**WHAT TO WORK ON**.
Read the lines below, and copy any that contain the string "javax".

**MATERIAL PROVIDED**.
▬▬▬▬▬▬
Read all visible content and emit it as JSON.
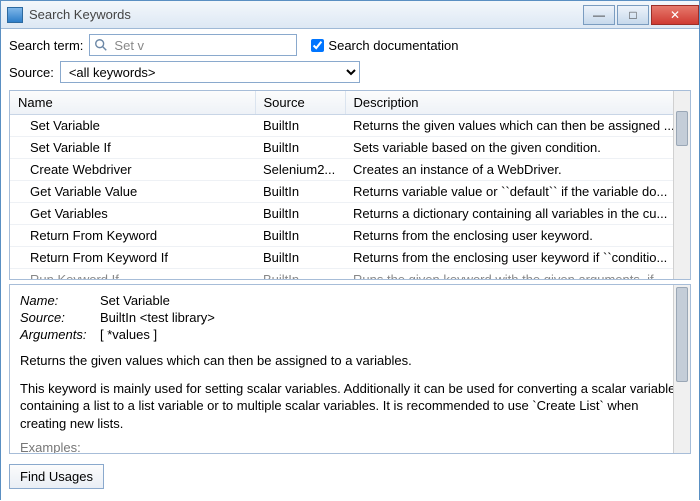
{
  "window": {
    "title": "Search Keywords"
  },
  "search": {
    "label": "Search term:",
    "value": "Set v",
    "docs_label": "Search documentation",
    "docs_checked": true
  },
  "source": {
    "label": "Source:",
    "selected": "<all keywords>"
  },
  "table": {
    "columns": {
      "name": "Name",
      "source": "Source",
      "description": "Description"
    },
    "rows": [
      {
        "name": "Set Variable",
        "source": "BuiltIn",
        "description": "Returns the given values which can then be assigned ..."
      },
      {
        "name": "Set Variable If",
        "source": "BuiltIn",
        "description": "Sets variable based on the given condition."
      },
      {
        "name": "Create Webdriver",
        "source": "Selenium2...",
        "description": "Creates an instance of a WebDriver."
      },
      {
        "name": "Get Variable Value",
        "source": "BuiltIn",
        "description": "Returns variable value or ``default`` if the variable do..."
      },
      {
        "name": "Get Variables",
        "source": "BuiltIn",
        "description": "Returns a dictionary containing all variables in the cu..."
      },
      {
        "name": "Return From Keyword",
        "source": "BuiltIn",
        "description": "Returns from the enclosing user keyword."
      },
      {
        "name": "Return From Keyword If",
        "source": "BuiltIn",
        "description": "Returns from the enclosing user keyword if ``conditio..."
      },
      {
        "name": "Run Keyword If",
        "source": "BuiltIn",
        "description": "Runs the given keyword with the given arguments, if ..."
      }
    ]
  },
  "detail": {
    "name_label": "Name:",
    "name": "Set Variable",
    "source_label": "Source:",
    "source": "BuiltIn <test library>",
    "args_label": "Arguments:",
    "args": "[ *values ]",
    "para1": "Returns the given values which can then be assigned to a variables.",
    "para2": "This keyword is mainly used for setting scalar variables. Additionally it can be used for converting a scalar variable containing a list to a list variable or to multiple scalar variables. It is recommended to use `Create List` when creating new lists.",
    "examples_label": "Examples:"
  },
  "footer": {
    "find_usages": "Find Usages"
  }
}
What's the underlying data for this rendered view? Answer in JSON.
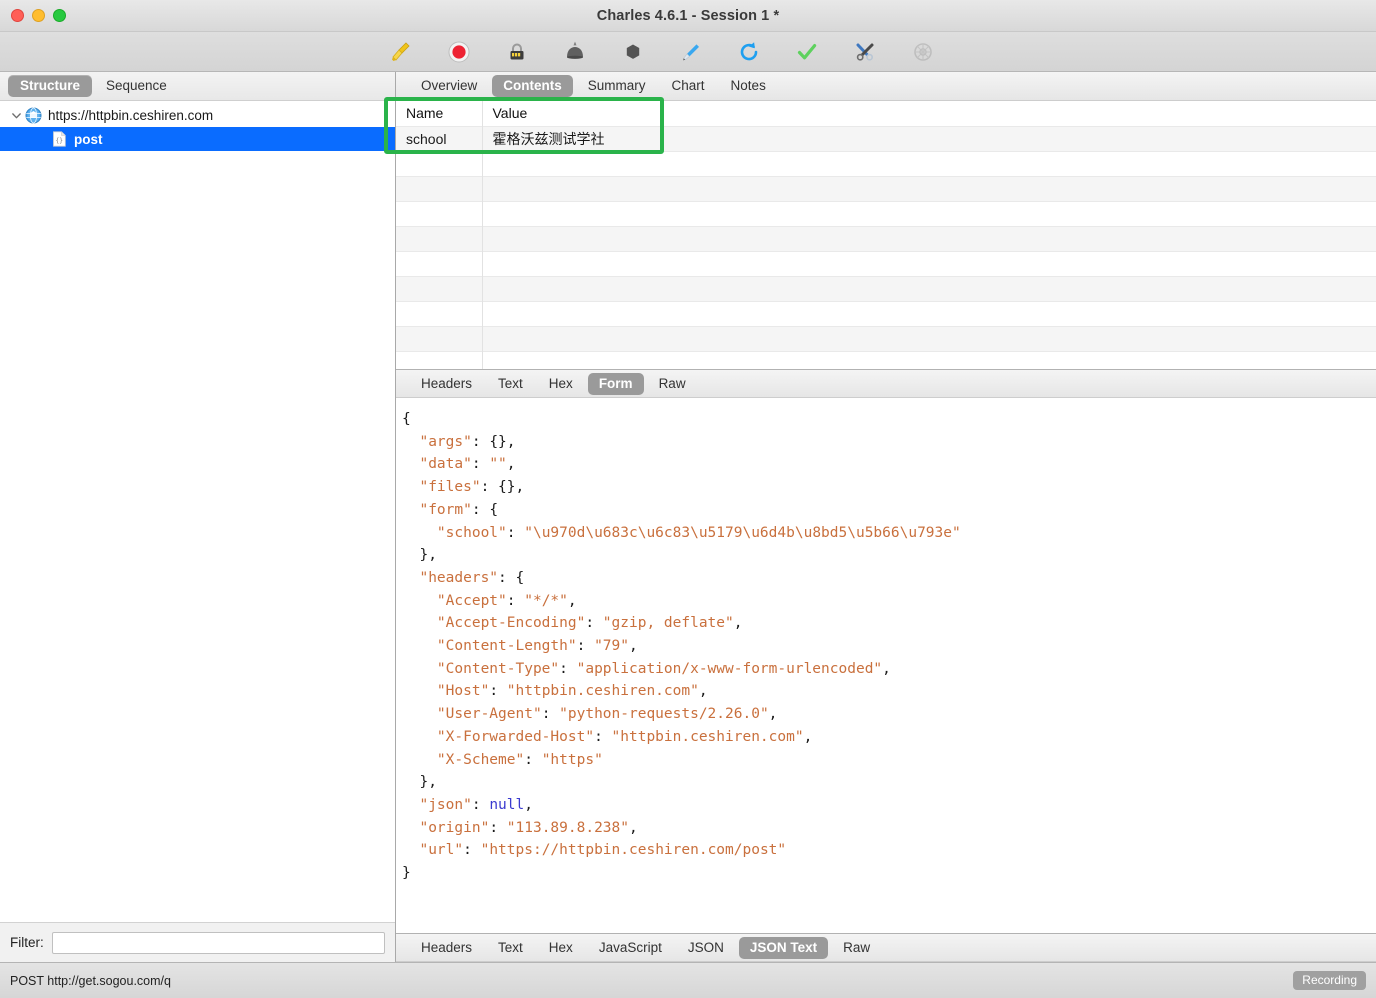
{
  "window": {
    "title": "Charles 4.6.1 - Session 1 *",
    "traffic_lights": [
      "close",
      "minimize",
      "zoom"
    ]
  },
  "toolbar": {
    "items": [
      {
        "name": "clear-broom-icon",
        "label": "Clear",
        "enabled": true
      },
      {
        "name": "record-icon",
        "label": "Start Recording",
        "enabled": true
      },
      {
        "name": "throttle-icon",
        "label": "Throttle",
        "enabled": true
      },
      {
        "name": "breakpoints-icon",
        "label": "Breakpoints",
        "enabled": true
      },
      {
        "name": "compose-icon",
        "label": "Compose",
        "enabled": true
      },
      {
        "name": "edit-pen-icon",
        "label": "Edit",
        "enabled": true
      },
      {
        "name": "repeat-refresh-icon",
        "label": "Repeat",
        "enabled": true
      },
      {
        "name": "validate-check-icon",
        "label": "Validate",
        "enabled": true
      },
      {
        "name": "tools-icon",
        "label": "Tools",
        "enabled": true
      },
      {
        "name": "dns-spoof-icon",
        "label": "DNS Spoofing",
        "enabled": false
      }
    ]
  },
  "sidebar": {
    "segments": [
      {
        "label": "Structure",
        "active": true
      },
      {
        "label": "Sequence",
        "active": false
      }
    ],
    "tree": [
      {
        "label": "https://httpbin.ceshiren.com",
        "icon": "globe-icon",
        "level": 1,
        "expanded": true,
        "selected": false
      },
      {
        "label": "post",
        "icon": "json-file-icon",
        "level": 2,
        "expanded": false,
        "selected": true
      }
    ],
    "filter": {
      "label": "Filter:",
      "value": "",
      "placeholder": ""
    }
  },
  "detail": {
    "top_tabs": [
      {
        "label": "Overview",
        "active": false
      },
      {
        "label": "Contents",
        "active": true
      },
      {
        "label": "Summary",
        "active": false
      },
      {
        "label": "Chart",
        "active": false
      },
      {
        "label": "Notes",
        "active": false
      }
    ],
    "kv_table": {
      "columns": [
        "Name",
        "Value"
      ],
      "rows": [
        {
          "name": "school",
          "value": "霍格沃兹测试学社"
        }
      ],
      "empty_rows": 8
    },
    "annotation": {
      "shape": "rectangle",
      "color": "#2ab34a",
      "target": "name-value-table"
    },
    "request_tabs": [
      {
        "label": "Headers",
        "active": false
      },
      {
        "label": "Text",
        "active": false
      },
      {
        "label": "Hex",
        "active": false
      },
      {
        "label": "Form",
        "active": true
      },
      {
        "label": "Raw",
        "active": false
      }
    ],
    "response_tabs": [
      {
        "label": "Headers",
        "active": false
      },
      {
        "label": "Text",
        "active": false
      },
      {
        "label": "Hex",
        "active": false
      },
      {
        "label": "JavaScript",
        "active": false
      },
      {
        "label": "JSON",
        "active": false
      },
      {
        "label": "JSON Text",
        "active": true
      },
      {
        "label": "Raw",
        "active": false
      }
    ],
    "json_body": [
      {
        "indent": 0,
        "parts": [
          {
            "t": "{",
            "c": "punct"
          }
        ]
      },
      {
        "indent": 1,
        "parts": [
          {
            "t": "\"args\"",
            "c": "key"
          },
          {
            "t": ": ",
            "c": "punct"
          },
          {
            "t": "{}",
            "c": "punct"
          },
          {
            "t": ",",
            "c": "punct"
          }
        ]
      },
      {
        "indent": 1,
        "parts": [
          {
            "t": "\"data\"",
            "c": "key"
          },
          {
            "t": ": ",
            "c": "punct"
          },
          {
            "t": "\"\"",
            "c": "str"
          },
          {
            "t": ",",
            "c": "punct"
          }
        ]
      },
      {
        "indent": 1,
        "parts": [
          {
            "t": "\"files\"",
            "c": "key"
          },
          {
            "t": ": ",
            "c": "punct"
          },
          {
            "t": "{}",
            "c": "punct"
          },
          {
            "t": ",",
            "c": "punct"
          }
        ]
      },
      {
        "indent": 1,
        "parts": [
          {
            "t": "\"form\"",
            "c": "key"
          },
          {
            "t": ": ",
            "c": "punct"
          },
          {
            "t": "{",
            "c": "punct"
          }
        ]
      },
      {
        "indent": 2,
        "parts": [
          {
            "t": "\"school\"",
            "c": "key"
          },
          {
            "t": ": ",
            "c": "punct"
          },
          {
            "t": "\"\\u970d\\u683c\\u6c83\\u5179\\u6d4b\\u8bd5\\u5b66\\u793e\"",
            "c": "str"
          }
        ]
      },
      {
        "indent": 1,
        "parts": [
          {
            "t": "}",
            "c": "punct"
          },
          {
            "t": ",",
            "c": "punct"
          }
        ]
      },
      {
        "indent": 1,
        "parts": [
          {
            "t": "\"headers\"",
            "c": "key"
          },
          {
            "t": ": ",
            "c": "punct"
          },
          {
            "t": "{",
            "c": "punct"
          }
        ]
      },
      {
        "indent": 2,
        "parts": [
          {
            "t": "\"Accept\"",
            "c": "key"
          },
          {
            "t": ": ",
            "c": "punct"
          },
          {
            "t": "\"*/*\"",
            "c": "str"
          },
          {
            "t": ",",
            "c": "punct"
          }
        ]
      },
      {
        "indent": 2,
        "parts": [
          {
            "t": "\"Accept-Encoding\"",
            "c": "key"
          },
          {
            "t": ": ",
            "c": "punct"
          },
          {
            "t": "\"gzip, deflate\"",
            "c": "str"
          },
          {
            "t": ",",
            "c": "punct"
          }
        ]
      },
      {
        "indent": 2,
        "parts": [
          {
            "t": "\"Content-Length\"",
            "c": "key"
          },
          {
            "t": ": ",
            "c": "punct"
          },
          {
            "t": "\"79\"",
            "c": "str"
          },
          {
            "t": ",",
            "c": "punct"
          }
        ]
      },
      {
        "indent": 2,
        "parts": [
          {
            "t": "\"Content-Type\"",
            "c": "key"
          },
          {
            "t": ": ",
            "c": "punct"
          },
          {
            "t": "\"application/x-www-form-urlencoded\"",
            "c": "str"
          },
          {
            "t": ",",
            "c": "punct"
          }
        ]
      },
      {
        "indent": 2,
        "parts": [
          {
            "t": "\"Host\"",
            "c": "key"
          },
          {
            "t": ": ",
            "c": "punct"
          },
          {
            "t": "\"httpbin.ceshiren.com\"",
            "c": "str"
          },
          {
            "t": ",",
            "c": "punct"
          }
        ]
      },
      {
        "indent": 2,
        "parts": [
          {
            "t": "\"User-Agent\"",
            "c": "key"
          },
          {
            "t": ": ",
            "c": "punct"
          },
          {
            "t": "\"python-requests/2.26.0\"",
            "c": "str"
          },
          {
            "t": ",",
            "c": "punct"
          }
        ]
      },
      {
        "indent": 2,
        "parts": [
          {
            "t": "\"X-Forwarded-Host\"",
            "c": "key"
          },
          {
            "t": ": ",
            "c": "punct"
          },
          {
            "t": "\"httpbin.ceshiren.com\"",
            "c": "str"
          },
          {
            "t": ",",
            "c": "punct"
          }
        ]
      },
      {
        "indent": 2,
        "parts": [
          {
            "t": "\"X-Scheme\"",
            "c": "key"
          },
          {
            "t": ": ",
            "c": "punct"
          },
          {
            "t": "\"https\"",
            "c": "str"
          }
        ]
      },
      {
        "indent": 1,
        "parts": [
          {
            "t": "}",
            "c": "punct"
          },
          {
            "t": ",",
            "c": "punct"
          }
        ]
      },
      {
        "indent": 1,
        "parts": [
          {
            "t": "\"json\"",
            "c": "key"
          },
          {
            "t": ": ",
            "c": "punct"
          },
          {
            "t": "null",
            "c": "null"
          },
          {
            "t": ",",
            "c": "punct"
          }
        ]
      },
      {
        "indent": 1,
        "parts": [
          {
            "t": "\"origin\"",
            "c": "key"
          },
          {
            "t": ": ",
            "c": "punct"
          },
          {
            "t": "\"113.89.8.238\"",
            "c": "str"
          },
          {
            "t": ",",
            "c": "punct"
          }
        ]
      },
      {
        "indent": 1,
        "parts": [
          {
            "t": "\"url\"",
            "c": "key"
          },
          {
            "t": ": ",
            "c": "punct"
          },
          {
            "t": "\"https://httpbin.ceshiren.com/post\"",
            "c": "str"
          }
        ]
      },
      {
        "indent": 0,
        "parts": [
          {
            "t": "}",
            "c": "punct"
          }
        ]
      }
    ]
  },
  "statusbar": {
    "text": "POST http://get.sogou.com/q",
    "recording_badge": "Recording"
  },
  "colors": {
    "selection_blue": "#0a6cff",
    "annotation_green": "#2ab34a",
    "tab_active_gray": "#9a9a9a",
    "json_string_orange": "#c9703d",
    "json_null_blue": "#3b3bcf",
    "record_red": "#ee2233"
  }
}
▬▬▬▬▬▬
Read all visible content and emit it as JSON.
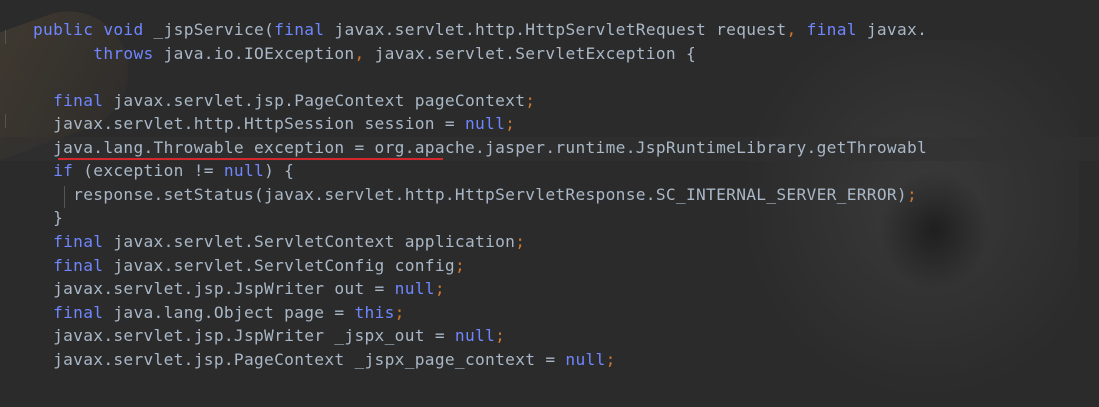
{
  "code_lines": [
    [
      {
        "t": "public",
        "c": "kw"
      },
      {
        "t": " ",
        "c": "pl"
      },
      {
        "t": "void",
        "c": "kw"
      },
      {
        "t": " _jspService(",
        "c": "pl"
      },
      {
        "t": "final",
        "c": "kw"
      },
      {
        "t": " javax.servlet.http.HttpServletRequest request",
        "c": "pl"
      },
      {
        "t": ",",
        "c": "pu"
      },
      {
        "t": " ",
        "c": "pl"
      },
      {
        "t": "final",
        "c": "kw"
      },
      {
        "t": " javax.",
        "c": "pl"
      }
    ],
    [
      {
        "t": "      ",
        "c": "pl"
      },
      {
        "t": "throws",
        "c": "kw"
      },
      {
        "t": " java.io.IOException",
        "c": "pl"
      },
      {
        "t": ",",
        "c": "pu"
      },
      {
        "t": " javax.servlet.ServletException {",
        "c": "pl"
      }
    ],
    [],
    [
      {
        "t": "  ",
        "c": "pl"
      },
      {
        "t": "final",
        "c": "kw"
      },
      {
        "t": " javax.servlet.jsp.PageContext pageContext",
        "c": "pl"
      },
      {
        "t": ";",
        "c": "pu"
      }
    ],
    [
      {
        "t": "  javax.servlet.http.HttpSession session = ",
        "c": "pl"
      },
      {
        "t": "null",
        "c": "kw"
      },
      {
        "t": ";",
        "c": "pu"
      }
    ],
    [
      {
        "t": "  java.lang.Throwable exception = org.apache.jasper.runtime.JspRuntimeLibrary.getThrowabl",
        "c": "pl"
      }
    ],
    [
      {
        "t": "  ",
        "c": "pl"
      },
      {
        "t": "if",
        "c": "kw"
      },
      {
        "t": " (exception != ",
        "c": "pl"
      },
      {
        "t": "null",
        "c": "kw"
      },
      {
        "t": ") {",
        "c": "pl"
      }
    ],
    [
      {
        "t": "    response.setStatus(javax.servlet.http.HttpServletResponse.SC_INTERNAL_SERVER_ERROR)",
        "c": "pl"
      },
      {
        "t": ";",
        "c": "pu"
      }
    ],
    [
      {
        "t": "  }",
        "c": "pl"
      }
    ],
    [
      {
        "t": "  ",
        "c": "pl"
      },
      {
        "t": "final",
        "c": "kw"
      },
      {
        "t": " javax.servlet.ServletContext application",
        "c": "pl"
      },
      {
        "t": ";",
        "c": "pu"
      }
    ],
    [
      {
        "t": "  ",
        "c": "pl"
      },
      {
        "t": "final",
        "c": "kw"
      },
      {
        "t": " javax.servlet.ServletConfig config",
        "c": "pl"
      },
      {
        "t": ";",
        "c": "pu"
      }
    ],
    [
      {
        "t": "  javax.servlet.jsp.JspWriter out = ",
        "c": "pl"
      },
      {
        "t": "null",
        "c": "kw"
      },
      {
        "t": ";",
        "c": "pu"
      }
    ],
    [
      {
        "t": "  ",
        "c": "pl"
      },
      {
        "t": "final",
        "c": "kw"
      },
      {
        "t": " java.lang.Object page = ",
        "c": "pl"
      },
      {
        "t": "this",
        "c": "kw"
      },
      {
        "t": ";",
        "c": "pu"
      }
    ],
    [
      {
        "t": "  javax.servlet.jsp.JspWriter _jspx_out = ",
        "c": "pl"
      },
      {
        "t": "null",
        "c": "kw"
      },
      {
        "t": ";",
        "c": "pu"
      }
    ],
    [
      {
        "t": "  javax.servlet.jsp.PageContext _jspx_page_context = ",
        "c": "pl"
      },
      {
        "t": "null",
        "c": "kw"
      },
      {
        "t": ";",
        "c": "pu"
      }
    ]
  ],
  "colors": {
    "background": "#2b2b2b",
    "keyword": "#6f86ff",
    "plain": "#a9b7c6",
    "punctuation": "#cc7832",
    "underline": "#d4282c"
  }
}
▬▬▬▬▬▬
**YOUR SOLUTION**.
        "t": " javax.servlet.http.HttpServletRequest request",
        "t": " javax.",
        "t": " javax.servlet.ServletException {",
        "t": " javax.servlet.jsp.PageContext pageContext",
        "t": "  javax.servlet.http.HttpSession session = ",
        "t": "    response.setStatus(javax.servlet.http.HttpServletResponse.SC_INTERNAL_SERVER_ERROR)",
        "t": " javax.servlet.ServletContext application",
        "t": " javax.servlet.ServletConfig config",
        "t": "  javax.servlet.jsp.JspWriter out = ",
        "t": "  javax.servlet.jsp.JspWriter _jspx_out = ",
        "t": "  javax.servlet.jsp.PageContext _jspx_page_context = ",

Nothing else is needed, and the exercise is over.